The School Program brings normalcy to students at OSF HealthCare Children’s Hospital of Illinois.
Many students would probably say they aren’t crazy about going to school. Homework, tests and studying don’t always top the “fun list” to most kids. But for the children and teenagers at OSF HealthCare Children’s Hospital of Illinois, the School Program offered at the hospital brings normalcy to sometimes-difficult days.
Opportunities to Stay Active
The School Program allows students to stay active in their schoolwork, offering both classroom and bedside tutoring options. The program has two full-time teachers, one classroom assistant and a core group of volunteers. The teachers and volunteers update each student’s school on their progress, while getting assignments to and from the school.
“We have a fabulous group of volunteers that range in backgrounds and are able to teach a variety of subjects,” says Rhonda Thomas, School Program teacher. “Without the volunteers’ help, we wouldn’t be able to tutor as many kids as we do on a daily basis.”
“The best part about being a volunteer is the opportunity to cheer up a child who's not feeling well,” adds Darrin Johnston, School Program volunteer. “Believe it or not, doing homework can perk a kid up and provide them with a constructive focus during those long hours in a hospital bed.”
Each morning, the teachers pull a census list. If they see a new patient who is physically able to do schoolwork, they visit the patient and his or her family to explain the program and offer an opportunity to participate.
“The students and their parents are always relieved when they find out there is a way to keep up with schoolwork as much as they are physically able to,” Thomas notes. “The last thing that we want them to worry about is falling behind in school while they’re trying to focus on getting well.”
Important Life Lessons
The nonprofit program is sustained through the generosity of donors and the annual Radiothon. Each student receives a backpack with school supplies and has access to laptops, iPads, calculators, books and much more.
“I love what I do because the kids look forward to tutoring,” Thomas explains. “We are usually the highlight of their day because we don’t have a needle—just homework.”

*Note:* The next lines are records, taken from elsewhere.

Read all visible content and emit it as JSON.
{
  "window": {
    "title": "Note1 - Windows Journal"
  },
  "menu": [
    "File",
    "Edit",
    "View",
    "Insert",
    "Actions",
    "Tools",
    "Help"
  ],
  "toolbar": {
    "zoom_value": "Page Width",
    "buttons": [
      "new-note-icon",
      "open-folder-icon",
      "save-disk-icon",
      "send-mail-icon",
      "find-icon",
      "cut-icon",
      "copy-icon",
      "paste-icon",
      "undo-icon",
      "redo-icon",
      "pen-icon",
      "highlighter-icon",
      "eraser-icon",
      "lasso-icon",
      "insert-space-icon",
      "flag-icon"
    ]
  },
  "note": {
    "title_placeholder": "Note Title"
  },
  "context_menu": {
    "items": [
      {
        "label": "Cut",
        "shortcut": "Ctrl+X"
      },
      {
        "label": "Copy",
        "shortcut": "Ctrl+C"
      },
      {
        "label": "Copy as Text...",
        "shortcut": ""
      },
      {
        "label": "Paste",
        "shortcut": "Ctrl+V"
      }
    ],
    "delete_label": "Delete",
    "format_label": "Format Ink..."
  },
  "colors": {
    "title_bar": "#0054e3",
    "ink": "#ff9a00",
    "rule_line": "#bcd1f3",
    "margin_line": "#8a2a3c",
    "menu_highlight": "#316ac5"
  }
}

The program can assist students from any school district or those who are home-schooled. Last year, it tutored students from five states and nearly 300 schools. They even tutor the siblings of patients. And while the teachers and volunteers provide the education, the students are also teaching the teachers important life lessons.
“Many of the kids are dealing with more than their fair share of challenges to their health and other areas of their young lives,” Johnston says. “It's astounding to see them handle their treatments, stay optimistic and talk about their future plans.”
“Seeing the challenge these kids go through really does make you recognize all of the blessings you have and less likely to worry about the little things in life,” adds Thomas. iBi